[Stored items from a collection]
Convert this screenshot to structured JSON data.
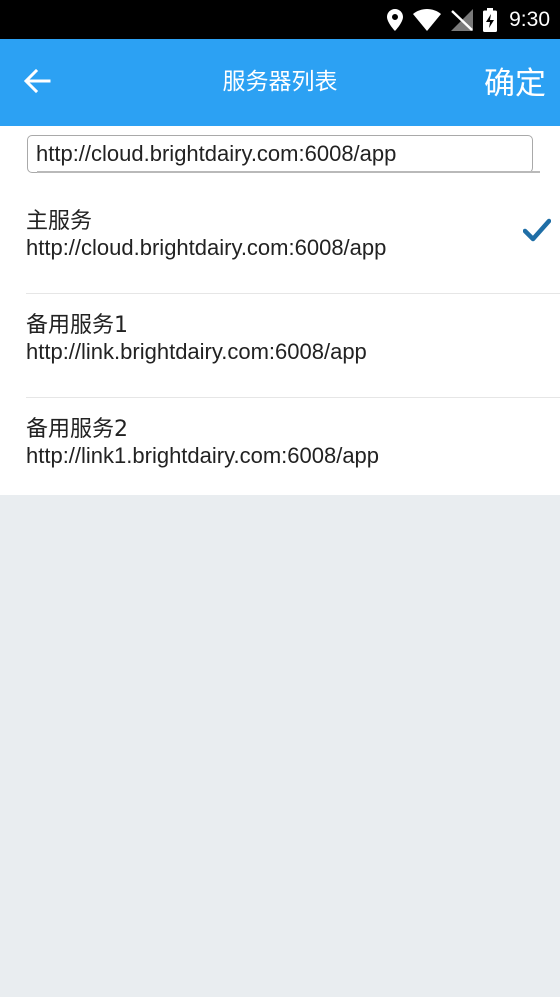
{
  "status_bar": {
    "time": "9:30",
    "icons": [
      "location-icon",
      "wifi-icon",
      "no-signal-icon",
      "battery-charging-icon"
    ]
  },
  "app_bar": {
    "back_icon": "arrow-left-icon",
    "title": "服务器列表",
    "confirm_label": "确定"
  },
  "server_input": {
    "value": "http://cloud.brightdairy.com:6008/app"
  },
  "servers": [
    {
      "name": "主服务",
      "url": "http://cloud.brightdairy.com:6008/app",
      "selected": true
    },
    {
      "name": "备用服务1",
      "url": "http://link.brightdairy.com:6008/app",
      "selected": false
    },
    {
      "name": "备用服务2",
      "url": "http://link1.brightdairy.com:6008/app",
      "selected": false
    }
  ],
  "colors": {
    "app_bar": "#2ca1f3",
    "check": "#1f6ea6",
    "background": "#e9edf0"
  }
}
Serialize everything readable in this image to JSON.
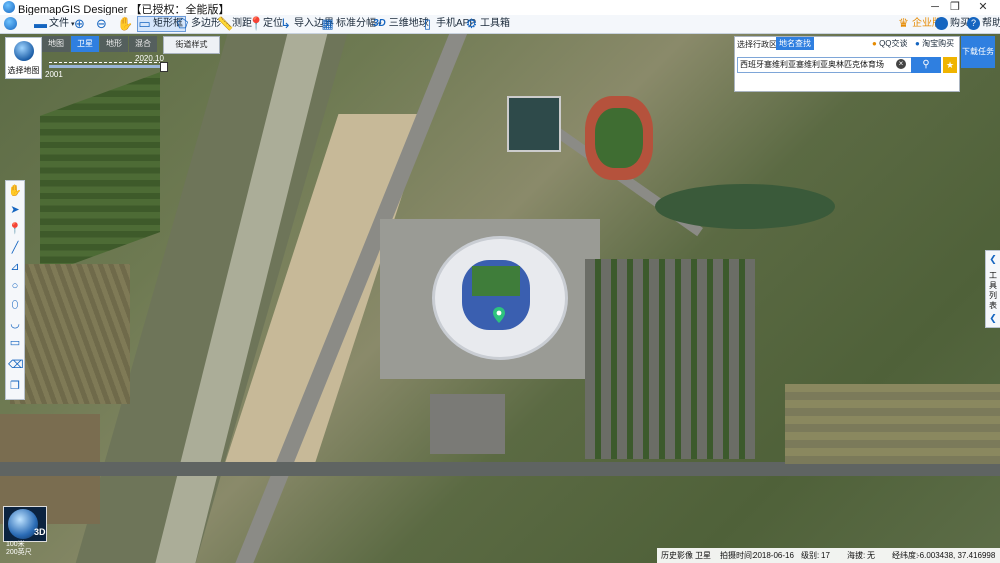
{
  "app": {
    "title": "BigemapGIS Designer 【已授权：全能版】",
    "window_controls": [
      "─",
      "❐",
      "✕"
    ]
  },
  "toolbar": {
    "file": "文件",
    "rect_tool": "矩形框",
    "polygon_tool": "多边形",
    "measure": "测距",
    "locate": "定位",
    "import_boundary": "导入边界",
    "standard_tiles": "标准分幅",
    "earth3d": "三维地球",
    "earth3d_badge": "3D",
    "mobile_app": "手机APP",
    "toolbox": "工具箱",
    "enterprise": "企业版",
    "feedback": "购买",
    "help": "帮助"
  },
  "map_controls": {
    "select_map": "选择地图",
    "tabs": [
      "地图",
      "卫星",
      "地形",
      "混合"
    ],
    "active_tab": "卫星",
    "road_style": "街道样式",
    "timeline_start": "2001",
    "timeline_end": "2020.10"
  },
  "search": {
    "admin_region": "选择行政区域",
    "place_search": "地名查找",
    "qq_chat": "QQ交谈",
    "taobao": "淘宝购买",
    "query": "西班牙塞维利亚塞维利亚奥林匹克体育场",
    "download": "下载任务"
  },
  "right_panel": {
    "label": "工具列表"
  },
  "minimap": {
    "label": "3D",
    "scale_top": "100米",
    "scale_bottom": "200英尺"
  },
  "status": {
    "history": "历史影像",
    "layer": "卫星",
    "capture_label": "拍摄时间:",
    "capture_date": "2018-06-16",
    "level_label": "级别:",
    "level": "17",
    "altitude_label": "海拔:",
    "altitude": "无",
    "coords_label": "经纬度:",
    "coords": "-6.003438, 37.416998"
  },
  "colors": {
    "accent": "#2f7fe0",
    "toolbar_bg": "#f4f7fb",
    "star": "#f0b400"
  }
}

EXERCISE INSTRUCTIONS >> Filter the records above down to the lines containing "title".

SOLUTION FOR THIS EXERCISE >>
    "title": "服务器列表",
    "title": "BigemapGIS Designer 【已授权：全能版】",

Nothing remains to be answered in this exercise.